11. When welding in the panel, it is important to use stitch welds to keep warping to a minimum. Stitch welds will minimize the heat concentration. By using a combination of stitch welds and heat sink, the panel can be welded with no distortion. The picture below illustrates the combination of heat sink and stitch welds along the panel.
12. In areas that are accessible, use a flat piece of copper as a backer when you are performing a weld. This will keep the weld from falling through the gap and will also act as a heat sink to prevent warping.
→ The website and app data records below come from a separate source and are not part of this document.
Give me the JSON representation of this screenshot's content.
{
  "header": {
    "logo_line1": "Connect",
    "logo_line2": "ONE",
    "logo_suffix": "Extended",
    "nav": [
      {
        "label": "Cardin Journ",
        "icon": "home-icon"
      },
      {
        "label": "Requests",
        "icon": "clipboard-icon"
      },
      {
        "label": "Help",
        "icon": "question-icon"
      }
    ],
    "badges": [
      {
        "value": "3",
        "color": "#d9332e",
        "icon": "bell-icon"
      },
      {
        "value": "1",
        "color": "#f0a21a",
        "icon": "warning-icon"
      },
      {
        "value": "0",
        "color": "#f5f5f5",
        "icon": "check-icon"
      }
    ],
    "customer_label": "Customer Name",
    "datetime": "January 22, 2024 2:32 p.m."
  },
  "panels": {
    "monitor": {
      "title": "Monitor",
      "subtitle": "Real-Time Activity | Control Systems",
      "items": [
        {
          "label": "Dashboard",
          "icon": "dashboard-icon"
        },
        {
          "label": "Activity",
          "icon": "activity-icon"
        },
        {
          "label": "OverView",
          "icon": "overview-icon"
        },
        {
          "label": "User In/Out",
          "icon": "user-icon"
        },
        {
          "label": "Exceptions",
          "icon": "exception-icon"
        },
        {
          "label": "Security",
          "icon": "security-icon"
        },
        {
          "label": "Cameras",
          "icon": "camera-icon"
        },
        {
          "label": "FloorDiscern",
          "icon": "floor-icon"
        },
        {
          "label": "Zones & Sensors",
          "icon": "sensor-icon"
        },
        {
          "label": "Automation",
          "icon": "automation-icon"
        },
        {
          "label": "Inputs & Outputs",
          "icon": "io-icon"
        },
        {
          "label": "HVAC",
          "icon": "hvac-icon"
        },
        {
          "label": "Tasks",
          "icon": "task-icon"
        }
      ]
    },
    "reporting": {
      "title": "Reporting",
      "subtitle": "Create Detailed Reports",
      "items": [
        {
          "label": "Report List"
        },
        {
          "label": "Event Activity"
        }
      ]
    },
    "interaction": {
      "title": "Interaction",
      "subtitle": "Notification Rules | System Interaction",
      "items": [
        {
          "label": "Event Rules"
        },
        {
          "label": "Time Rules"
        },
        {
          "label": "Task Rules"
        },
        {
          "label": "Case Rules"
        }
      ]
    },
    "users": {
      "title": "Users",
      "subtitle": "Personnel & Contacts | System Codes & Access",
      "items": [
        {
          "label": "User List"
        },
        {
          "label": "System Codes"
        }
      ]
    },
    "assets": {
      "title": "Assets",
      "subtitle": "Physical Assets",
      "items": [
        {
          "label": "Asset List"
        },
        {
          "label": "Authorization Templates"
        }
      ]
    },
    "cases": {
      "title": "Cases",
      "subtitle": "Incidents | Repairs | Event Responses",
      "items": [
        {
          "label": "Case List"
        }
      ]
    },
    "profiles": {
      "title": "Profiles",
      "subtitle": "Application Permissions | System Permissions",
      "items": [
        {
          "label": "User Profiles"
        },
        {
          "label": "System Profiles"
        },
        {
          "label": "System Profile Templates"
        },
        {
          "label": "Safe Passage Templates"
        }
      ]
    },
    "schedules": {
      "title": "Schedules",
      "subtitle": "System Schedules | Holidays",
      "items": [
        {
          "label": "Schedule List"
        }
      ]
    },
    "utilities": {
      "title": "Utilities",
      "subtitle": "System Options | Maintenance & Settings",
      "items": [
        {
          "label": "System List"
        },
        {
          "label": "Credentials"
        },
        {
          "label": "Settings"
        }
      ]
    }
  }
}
The picture below illustrates how the copper bridges the gap between the two panels.
13. Here is a view of the seam after it is welded.
14. Here is another view of the completed weld.
15. Now grind down all welds flush with the surface and finish with appropriate body filler.
16. The plug welds around the door jamb, taillight panel, wheel well, and along the bottom of the Mustang quarter panel
(where it attaches to the trunk drop off) need to look like factory spot welds. This is first accomplished by grinding the plug welds flush with the surface, then filling in any minor irregularities with spot filler.
17. Once the spot filler has dried, lightly sand smooth and apply a coat of Mustang etching primer
to the area.
18. Next, take a wooden pencil with a brand new eraser and press it into the wet primer. Twist the pencil as you pull it away.
19. The pencil eraser leaves a blemish in the primer that resembles a factory spot weld mark.
20. Here is another view of the finished mimicked spot welds. This view is of the passenger’s side, but the techniques are applicable for any area.